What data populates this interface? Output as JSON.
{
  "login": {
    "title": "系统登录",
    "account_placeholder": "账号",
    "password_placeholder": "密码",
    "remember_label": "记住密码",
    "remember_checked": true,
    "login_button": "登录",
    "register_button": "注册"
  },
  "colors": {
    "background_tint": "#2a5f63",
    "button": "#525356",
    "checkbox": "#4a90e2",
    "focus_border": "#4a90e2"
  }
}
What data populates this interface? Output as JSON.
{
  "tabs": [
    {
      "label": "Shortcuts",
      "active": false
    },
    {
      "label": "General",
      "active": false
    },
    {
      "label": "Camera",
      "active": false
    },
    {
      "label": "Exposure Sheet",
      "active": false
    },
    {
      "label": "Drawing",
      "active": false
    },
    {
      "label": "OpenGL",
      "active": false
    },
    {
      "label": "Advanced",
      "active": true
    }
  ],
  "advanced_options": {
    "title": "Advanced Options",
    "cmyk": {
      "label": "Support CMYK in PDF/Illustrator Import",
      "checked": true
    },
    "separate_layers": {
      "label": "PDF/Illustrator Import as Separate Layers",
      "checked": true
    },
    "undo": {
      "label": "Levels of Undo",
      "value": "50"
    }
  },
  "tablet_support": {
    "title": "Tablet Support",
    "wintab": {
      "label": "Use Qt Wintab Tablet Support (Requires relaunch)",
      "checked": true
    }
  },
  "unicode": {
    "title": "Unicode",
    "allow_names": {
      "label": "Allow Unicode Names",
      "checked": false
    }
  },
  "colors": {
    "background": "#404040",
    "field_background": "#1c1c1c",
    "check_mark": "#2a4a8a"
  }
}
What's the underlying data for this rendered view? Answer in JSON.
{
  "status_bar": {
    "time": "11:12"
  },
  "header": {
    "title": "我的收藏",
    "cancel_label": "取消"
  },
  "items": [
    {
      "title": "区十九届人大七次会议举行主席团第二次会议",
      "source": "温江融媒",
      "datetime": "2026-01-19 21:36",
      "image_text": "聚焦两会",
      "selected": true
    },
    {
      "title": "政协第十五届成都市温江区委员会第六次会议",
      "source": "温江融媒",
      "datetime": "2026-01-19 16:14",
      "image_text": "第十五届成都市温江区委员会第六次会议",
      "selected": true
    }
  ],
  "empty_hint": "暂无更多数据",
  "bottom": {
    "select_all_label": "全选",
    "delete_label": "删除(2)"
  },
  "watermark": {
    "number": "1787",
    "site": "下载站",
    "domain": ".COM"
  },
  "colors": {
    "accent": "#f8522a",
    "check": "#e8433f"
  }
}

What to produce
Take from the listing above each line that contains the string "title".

Answer to this task
    "title": "系统登录",
    "title": "Advanced Options",
    "title": "Tablet Support",
    "title": "Unicode",
    "title": "我的收藏",
      "title": "区十九届人大七次会议举行主席团第二次会议",
      "title": "政协第十五届成都市温江区委员会第六次会议",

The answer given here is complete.